That shows a new urgency. Two months ago, health officials told Asia Times that the country would wait prudently to see the result of other countries’ vaccination efforts before undertaking their own program late in 2021.

Meanwhile, small service businesses are struggling as the infection rate climbs.

Pae Kyung-hee operates an after-class cram school, or hagwan – a hugely popular small business in education-obsessed South Korea.

Her sector customarily sees a surge in demand during school vacations, but suffered when the first wave to hit Korea in February at the tail end of the winter vacation, and the second wave that hit in August amid the summer holiday. Hagwans now look set to take yet another blow over the winter vacation.

Pae astutely moved to online classes in February.

“I moved online early, so I have not been much damage, and you can get Covid loans from the government of 10-20 million won ($9,100 –$18,300), which is a help, but I have heard from real estate agents that a lot of hagwans are closing,” she told Asia Times. “But this time seems worse than before, and business is really bad.

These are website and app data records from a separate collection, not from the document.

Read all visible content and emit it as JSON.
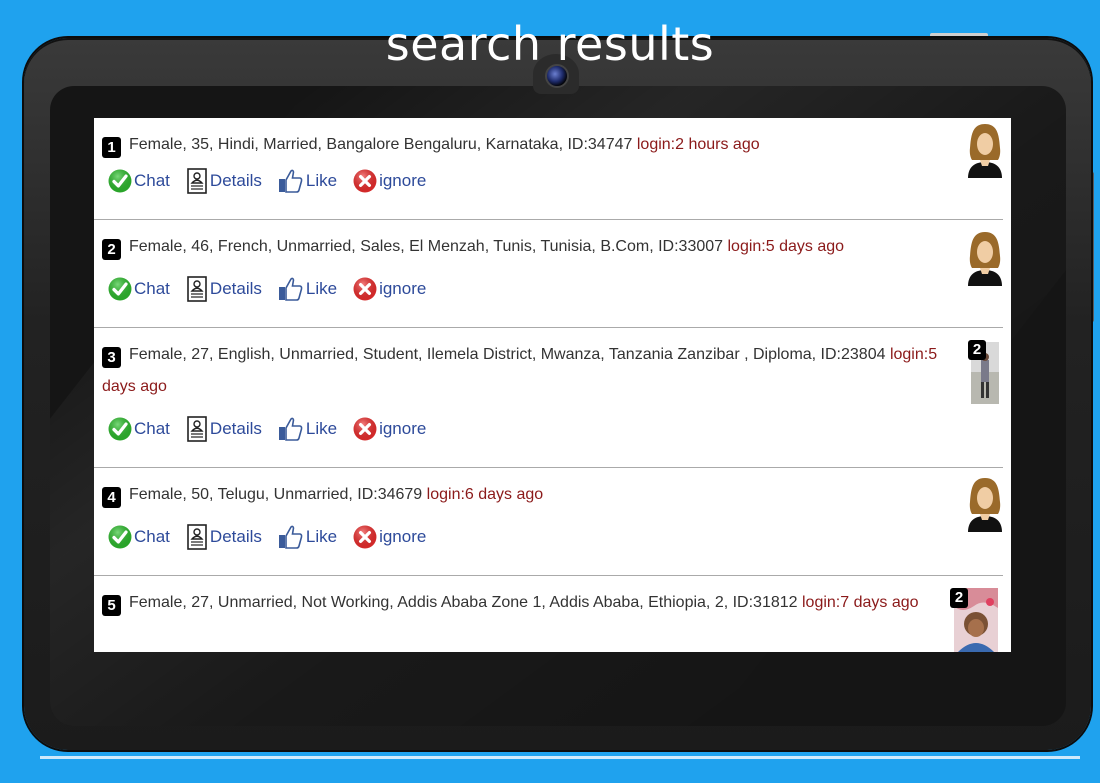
{
  "header": {
    "title": "search results"
  },
  "actions": {
    "chat": "Chat",
    "details": "Details",
    "like": "Like",
    "ignore": "ignore"
  },
  "results": [
    {
      "number": "1",
      "info": "Female, 35, Hindi, Married, Bangalore Bengaluru, Karnataka, ID:34747",
      "login": "login:2 hours ago"
    },
    {
      "number": "2",
      "info": "Female, 46, French, Unmarried, Sales, El Menzah, Tunis, Tunisia, B.Com, ID:33007",
      "login": "login:5 days ago"
    },
    {
      "number": "3",
      "info": "Female, 27, English, Unmarried, Student, Ilemela District, Mwanza, Tanzania Zanzibar , Diploma, ID:23804",
      "login": "login:5 days ago",
      "photo_count": "2"
    },
    {
      "number": "4",
      "info": "Female, 50, Telugu, Unmarried, ID:34679",
      "login": "login:6 days ago"
    },
    {
      "number": "5",
      "info": "Female, 27, Unmarried, Not Working, Addis Ababa Zone 1, Addis Ababa, Ethiopia, 2, ID:31812",
      "login": "login:7 days ago",
      "photo_count": "2"
    }
  ],
  "icons": {
    "chat": "check-circle-icon",
    "details": "profile-document-icon",
    "like": "thumbs-up-icon",
    "ignore": "x-circle-icon"
  },
  "colors": {
    "background": "#1fa2ee",
    "login_text": "#8b1a1a",
    "action_text": "#2d4a9a"
  }
}
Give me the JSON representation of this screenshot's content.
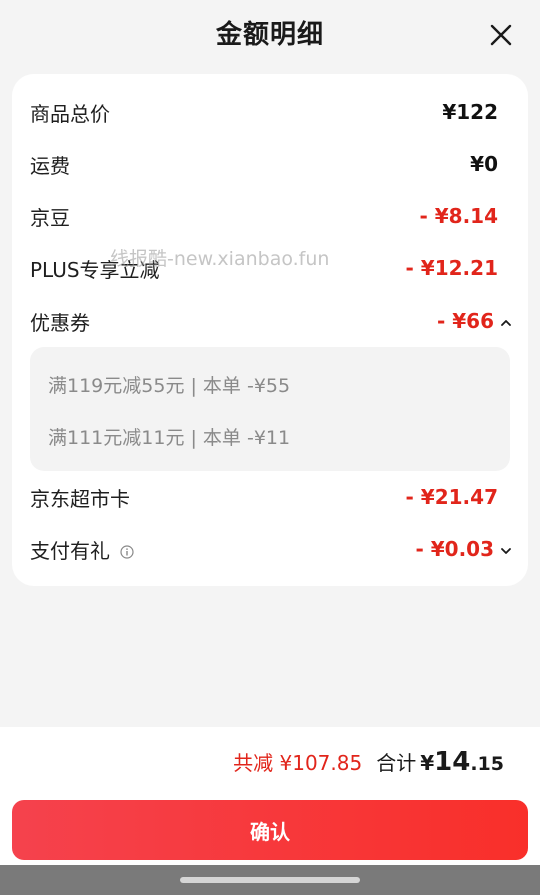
{
  "header": {
    "title": "金额明细"
  },
  "rows": [
    {
      "label": "商品总价",
      "amount": "¥122"
    },
    {
      "label": "运费",
      "amount": "¥0"
    },
    {
      "label": "京豆",
      "amount": "- ¥8.14"
    },
    {
      "label": "PLUS专享立减",
      "amount": "- ¥12.21"
    },
    {
      "label": "优惠券",
      "amount": "- ¥66"
    },
    {
      "label": "京东超市卡",
      "amount": "- ¥21.47"
    },
    {
      "label": "支付有礼",
      "amount": "- ¥0.03"
    }
  ],
  "coupons": [
    "满119元减55元 | 本单 -¥55",
    "满111元减11元 | 本单 -¥11"
  ],
  "watermark": "线报酷-new.xianbao.fun",
  "summary": {
    "saved": "共减 ¥107.85",
    "total_label": "合计",
    "total_currency": "¥",
    "total_int": "14",
    "total_dec": ".15"
  },
  "confirm_label": "确认",
  "colors": {
    "accent_red": "#e1251b",
    "button_start": "#f5424d",
    "button_end": "#f92f2a"
  },
  "icons": {
    "close": "close-icon",
    "coupon_toggle": "chevron-up-icon",
    "payment_toggle": "chevron-down-icon",
    "info": "info-icon"
  }
}
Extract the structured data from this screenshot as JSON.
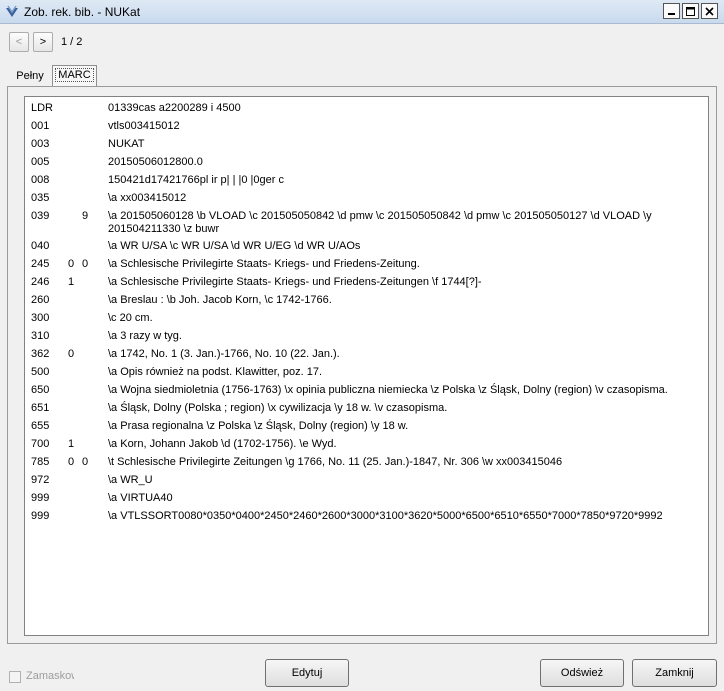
{
  "window": {
    "title": "Zob. rek. bib. - NUKat",
    "minimize": "_",
    "close": "X"
  },
  "nav": {
    "prev": "<",
    "next": ">",
    "page": "1 / 2"
  },
  "tabs": [
    {
      "label": "Pełny",
      "active": false
    },
    {
      "label": "MARC",
      "active": true
    }
  ],
  "record": [
    {
      "tag": "LDR",
      "ind1": "",
      "ind2": "",
      "value": "01339cas a2200289 i 4500"
    },
    {
      "tag": "001",
      "ind1": "",
      "ind2": "",
      "value": "vtls003415012"
    },
    {
      "tag": "003",
      "ind1": "",
      "ind2": "",
      "value": "NUKAT"
    },
    {
      "tag": "005",
      "ind1": "",
      "ind2": "",
      "value": "20150506012800.0"
    },
    {
      "tag": "008",
      "ind1": "",
      "ind2": "",
      "value": "150421d17421766pl ir p|  |  |0   |0ger c"
    },
    {
      "tag": "035",
      "ind1": "",
      "ind2": "",
      "value": "\\a xx003415012"
    },
    {
      "tag": "039",
      "ind1": "",
      "ind2": "9",
      "value": "\\a 201505060128 \\b VLOAD \\c 201505050842 \\d pmw \\c 201505050842 \\d pmw \\c 201505050127 \\d VLOAD \\y 201504211330 \\z buwr"
    },
    {
      "tag": "040",
      "ind1": "",
      "ind2": "",
      "value": "\\a WR U/SA \\c WR U/SA \\d WR U/EG \\d WR U/AOs"
    },
    {
      "tag": "245",
      "ind1": "0",
      "ind2": "0",
      "value": "\\a Schlesische Privilegirte Staats- Kriegs- und Friedens-Zeitung."
    },
    {
      "tag": "246",
      "ind1": "1",
      "ind2": "",
      "value": "\\a Schlesische Privilegirte Staats- Kriegs- und Friedens-Zeitungen \\f 1744[?]-"
    },
    {
      "tag": "260",
      "ind1": "",
      "ind2": "",
      "value": "\\a Breslau : \\b Joh. Jacob Korn, \\c 1742-1766."
    },
    {
      "tag": "300",
      "ind1": "",
      "ind2": "",
      "value": "\\c 20 cm."
    },
    {
      "tag": "310",
      "ind1": "",
      "ind2": "",
      "value": "\\a 3 razy w tyg."
    },
    {
      "tag": "362",
      "ind1": "0",
      "ind2": "",
      "value": "\\a 1742, No. 1 (3. Jan.)-1766, No. 10 (22. Jan.)."
    },
    {
      "tag": "500",
      "ind1": "",
      "ind2": "",
      "value": "\\a Opis również na podst. Klawitter, poz. 17."
    },
    {
      "tag": "650",
      "ind1": "",
      "ind2": "",
      "value": "\\a Wojna siedmioletnia (1756-1763) \\x opinia publiczna niemiecka \\z Polska \\z Śląsk, Dolny (region) \\v czasopisma."
    },
    {
      "tag": "651",
      "ind1": "",
      "ind2": "",
      "value": "\\a Śląsk, Dolny (Polska ; region) \\x cywilizacja \\y 18 w. \\v czasopisma."
    },
    {
      "tag": "655",
      "ind1": "",
      "ind2": "",
      "value": "\\a Prasa regionalna \\z Polska \\z Śląsk, Dolny (region) \\y 18 w."
    },
    {
      "tag": "700",
      "ind1": "1",
      "ind2": "",
      "value": "\\a Korn, Johann Jakob \\d (1702-1756). \\e Wyd."
    },
    {
      "tag": "785",
      "ind1": "0",
      "ind2": "0",
      "value": "\\t Schlesische Privilegirte Zeitungen \\g 1766, No. 11 (25. Jan.)-1847, Nr. 306 \\w xx003415046"
    },
    {
      "tag": "972",
      "ind1": "",
      "ind2": "",
      "value": "\\a WR_U"
    },
    {
      "tag": "999",
      "ind1": "",
      "ind2": "",
      "value": "\\a VIRTUA40"
    },
    {
      "tag": "999",
      "ind1": "",
      "ind2": "",
      "value": "\\a VTLSSORT0080*0350*0400*2450*2460*2600*3000*3100*3620*5000*6500*6510*6550*7000*7850*9720*9992"
    }
  ],
  "footer": {
    "mask_label": "Zamaskow",
    "mask_checked": false,
    "edit": "Edytuj",
    "refresh": "Odśwież",
    "close": "Zamknij"
  }
}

I am not getting any new enrolments.”

Others who don’t have the burden of running a business may be more carefree, but the curtailment of activities looks set to make for an unseasonably quiet year-end.

“Me and my friends don’t think we will go to lockdown, we think it will stay like it is for the next few weeks,” Oh Myeong-eun, a 20-something university student and intern working in downtown Seoul, told Asia Times.  “But we are saying that this Christmas is not going to be as much fun as last year.”